Managing Your Supervisor
Your supervisor is one of the most important resources provided to you by your university.
This is important to remember because PGR students can sometimes lose sight of the fact that this is the role of the supervisory relationship – to support you to complete your research successfully. While this seems like an obvious thing to say, the dynamics of the relationship and your experience of previous learning may prevent you from getting the most out of this resource.
For instance, when you begin your research, it can be very easy to be overwhelmed by the fact that your supervisor has far more research experience and subject knowledge than you. Academics with stellar reputations and a long publishing track record can appear intimidating (even if they don’t mean to and aren’t overbearing in person). This can lead to you adopting a passive role in your relationship – you assume that they must know better than you, will know more than you about your research and it is for you to wait for them to tell you what to do.
In fact, research clearly shows that your role in this relationship is just as important as your supervisor’s . Remember, this is your research and you will need to take an active role in the supervisory relationship to get the most out of it.
This includes some basic behaviours, such as consistently respecting timelines, preparing for meetings, exhibiting openness and respect for feedback. However, it doesn’t mean that your supervisor is ‘your boss’ and that you must do everything they say or that you must wait for them to define how the relationship should work. If you take equal responsibility for the interactions between you, it is more likely that supervision will be a positive resource.
Communicate regularly with your supervisor and help them to understand what you need from them – be prepared for this to be a conversation and to take on board your supervisor’s views. Take time to have conversations about what is and isn’t working. If your supervisor doesn’t know, then they can’t alter what they are doing to be more helpful.
Most supervisors want to help you and your supervisor will want you to be successful. However, sometimes there is just a mismatch between supervisor and supervisee. This isn’t necessarily anyone’s fault, it is just in the nature of us being human. In these circumstances, it is OK to ask for a change of supervisor. When you do so, be clear about your reasons and try not to use judgemental language. Your request is more likely to be taken seriously if you can clearly detail why the relationship does not and cannot work, rather than simply blaming your supervisor (or yourself) for things going wrong.
But in most cases, you will find that it is possible to make the relationship between you and your supervisor successful, if you take an active role in shaping it and regularly discussing it.
As time goes on, do also bear in mind that this relationship will also alter. For instance, if you are a PGR student, it will not be long before you probably know more about your subject than your supervisor.
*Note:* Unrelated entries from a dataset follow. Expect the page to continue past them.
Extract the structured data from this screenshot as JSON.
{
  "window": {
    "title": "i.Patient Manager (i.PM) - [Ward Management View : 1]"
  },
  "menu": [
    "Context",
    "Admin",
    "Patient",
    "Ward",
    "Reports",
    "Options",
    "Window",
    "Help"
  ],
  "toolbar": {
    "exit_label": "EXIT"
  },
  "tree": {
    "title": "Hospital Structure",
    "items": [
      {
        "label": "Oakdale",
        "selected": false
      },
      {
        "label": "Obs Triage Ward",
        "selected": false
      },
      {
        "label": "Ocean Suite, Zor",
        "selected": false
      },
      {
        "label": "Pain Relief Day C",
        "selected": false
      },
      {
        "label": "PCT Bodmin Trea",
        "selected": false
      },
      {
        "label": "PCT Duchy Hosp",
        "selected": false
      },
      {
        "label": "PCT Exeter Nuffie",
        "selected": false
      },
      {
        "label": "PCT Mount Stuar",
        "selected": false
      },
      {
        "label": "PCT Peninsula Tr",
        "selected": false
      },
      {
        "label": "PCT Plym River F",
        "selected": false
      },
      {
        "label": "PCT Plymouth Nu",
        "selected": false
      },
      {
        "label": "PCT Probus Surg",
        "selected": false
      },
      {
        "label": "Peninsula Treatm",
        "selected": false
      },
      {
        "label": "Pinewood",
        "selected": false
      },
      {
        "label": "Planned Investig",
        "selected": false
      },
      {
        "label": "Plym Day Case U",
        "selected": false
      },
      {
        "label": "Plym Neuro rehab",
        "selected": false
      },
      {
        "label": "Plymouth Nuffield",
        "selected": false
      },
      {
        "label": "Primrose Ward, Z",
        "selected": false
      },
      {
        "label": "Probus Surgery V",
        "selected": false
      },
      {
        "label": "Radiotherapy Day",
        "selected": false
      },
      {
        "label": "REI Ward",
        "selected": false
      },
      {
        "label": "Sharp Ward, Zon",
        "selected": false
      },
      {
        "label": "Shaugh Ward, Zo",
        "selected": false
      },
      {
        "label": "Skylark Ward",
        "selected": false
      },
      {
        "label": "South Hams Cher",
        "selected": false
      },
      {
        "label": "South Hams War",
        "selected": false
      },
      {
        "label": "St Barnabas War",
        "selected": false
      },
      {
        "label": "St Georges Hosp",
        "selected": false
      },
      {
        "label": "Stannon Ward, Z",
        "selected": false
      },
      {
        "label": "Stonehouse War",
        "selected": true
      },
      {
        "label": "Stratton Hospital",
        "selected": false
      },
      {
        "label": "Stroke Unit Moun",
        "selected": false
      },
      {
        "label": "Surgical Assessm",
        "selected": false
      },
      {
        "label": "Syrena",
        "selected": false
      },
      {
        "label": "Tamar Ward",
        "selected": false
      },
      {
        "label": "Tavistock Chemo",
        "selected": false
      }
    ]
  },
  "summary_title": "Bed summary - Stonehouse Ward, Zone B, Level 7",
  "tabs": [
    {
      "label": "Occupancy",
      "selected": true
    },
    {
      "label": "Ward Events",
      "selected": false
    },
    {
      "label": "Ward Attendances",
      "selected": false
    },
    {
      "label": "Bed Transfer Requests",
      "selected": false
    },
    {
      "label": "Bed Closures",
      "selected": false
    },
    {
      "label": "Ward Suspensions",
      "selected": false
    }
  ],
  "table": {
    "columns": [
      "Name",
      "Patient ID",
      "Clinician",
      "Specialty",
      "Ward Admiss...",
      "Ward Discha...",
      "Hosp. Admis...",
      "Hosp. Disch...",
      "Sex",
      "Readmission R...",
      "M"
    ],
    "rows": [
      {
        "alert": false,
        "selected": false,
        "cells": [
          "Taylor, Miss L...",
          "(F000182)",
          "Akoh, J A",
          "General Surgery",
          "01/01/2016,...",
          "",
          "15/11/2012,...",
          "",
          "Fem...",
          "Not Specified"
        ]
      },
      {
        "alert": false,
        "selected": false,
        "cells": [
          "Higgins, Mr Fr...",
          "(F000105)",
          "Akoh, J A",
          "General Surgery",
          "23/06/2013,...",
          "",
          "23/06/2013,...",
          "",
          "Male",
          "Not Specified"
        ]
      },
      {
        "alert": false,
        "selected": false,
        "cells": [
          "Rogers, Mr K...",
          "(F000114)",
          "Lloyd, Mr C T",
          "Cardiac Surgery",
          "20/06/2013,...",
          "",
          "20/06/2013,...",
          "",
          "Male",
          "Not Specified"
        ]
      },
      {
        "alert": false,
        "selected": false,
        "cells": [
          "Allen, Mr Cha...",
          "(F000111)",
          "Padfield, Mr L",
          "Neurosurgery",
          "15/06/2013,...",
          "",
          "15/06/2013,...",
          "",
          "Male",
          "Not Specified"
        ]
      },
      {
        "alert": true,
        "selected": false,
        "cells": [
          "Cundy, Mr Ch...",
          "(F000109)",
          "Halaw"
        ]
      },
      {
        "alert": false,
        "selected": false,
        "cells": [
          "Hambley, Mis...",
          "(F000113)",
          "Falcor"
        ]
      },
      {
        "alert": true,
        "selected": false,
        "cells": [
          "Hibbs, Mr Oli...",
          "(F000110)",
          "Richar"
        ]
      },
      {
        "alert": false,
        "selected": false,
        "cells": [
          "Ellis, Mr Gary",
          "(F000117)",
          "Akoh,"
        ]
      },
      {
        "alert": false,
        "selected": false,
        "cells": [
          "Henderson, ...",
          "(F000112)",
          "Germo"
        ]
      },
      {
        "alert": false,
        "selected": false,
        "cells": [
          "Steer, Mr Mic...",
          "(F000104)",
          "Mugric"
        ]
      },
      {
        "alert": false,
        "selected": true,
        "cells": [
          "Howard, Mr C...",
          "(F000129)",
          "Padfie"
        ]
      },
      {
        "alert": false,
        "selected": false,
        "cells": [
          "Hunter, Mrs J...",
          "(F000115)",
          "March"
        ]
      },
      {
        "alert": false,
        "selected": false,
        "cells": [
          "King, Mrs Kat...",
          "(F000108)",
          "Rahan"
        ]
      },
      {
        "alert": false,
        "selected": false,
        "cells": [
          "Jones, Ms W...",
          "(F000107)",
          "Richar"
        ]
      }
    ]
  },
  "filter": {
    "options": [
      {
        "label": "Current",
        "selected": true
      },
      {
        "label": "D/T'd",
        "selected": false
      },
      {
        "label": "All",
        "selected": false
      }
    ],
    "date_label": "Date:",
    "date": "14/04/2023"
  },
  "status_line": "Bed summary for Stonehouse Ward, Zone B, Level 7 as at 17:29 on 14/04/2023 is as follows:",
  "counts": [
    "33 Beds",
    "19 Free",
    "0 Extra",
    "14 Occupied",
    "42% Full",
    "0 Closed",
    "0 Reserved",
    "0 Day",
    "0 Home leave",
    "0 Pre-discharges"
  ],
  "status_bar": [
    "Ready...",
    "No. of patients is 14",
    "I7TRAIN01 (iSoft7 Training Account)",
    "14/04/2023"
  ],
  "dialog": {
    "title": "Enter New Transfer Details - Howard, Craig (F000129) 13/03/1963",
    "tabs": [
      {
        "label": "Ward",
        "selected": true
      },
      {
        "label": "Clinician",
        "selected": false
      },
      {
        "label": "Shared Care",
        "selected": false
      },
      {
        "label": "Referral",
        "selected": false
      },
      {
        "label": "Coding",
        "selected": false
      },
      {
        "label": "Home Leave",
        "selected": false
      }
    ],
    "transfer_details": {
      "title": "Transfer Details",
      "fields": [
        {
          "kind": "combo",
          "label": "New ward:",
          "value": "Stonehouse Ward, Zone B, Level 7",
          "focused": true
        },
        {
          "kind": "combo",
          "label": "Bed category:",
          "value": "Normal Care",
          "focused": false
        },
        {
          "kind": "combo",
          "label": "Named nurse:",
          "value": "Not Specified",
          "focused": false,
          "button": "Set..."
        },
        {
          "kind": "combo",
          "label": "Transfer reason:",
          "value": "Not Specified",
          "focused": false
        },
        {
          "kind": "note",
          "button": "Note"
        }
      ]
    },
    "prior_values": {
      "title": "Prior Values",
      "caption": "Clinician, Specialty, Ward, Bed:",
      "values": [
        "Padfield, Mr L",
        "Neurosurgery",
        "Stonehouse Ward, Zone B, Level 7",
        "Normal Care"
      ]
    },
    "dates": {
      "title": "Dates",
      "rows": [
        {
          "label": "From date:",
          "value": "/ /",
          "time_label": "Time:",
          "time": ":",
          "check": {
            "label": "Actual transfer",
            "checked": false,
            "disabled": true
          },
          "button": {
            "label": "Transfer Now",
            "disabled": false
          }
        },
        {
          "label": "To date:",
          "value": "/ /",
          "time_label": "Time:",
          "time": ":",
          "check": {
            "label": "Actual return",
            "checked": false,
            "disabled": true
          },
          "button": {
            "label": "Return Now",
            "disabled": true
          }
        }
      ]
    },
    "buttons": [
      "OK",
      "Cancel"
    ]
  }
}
Spending all of that time on your project will mean that you have an expertise that few people in the world have.
This means that you must continue to discuss how things are going between you. Regularly reviewing your supervision and clearing the air will result in a more productive, successful and satisfying relationship for you both.